We’re extremely proud of the work they do and the incredible relationship we’ve built with them over the years. It’s allowed us to bring a whole new world of unbelievable brandy to this market and I’m confident that every single one of these casks will wow even the most jaded Spirits aficionado. Of course with all single casks, availability is extremely limited and when these special brandies are gone, they’ll truly be gone forever.

 1987 Del Cassou 30 Year Old - $120

1987 Del Cassou 30 Year Old - $120

 1982 Del Cassou 35 Yeard Old - $140

1982 Del Cassou 35 Yeard Old - $140

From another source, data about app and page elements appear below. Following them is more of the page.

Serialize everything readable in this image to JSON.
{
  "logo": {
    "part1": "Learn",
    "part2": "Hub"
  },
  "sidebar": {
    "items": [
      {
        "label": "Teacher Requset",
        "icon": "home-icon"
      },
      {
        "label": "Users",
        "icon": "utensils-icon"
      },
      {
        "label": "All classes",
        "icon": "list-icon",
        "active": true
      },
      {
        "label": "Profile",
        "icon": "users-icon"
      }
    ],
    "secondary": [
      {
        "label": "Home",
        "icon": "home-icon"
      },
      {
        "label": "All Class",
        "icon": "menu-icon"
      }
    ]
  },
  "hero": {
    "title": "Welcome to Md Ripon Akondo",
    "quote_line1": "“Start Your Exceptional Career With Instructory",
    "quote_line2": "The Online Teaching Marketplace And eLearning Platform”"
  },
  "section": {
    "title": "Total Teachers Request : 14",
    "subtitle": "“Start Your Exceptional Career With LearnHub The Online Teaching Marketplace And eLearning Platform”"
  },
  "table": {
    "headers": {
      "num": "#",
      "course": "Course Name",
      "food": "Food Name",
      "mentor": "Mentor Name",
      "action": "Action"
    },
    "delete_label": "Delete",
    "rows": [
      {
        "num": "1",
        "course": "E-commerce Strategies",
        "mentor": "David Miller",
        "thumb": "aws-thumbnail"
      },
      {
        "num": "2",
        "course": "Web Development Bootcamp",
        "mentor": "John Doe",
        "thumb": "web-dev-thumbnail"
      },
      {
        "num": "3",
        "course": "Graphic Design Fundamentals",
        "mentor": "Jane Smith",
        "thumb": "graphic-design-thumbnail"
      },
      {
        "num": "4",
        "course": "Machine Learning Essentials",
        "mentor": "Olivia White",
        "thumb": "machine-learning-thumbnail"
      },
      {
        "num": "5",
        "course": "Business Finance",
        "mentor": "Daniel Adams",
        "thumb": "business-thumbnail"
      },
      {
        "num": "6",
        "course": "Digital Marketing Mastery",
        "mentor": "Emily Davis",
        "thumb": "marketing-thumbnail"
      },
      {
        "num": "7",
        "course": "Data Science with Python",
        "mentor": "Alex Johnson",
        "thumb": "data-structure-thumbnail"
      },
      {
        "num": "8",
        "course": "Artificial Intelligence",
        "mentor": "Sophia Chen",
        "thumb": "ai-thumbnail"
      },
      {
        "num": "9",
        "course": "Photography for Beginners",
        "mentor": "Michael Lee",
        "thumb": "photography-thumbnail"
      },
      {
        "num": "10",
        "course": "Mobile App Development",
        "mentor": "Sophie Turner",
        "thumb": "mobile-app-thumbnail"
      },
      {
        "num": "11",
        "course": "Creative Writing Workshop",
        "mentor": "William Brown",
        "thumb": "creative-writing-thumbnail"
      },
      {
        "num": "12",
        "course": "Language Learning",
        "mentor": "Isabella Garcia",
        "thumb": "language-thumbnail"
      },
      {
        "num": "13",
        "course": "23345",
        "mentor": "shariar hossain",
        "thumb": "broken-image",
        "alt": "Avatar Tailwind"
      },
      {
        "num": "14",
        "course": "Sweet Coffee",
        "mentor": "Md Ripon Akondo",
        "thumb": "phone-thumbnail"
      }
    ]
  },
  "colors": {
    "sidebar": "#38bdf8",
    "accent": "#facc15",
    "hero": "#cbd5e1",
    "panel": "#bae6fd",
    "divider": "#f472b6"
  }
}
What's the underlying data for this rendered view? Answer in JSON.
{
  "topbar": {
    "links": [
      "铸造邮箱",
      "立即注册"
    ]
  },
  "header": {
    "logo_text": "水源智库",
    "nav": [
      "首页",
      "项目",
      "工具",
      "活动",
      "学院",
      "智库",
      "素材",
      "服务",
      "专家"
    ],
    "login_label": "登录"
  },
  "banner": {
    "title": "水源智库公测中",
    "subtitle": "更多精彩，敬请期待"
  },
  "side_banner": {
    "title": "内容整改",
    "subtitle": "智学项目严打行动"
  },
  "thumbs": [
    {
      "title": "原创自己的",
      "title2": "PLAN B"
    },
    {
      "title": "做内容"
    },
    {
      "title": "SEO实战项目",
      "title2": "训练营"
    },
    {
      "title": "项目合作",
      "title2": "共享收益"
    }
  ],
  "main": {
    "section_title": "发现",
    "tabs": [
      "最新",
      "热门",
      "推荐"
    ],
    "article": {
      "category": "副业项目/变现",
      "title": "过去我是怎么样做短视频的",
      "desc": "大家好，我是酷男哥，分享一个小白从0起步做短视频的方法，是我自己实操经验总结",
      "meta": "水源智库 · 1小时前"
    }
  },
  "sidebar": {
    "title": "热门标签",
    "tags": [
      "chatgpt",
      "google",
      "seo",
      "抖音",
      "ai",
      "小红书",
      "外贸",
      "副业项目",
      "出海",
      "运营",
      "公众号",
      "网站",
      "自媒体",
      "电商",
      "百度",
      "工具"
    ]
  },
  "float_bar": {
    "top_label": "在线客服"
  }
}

 1990 Le Parre 27 Year Old - $90

1990 Le Parre 27 Year Old - $90

 1997 Bellaire 20 Year Old - $100

1997 Bellaire 20 Year Old - $100

David Othenin-Girard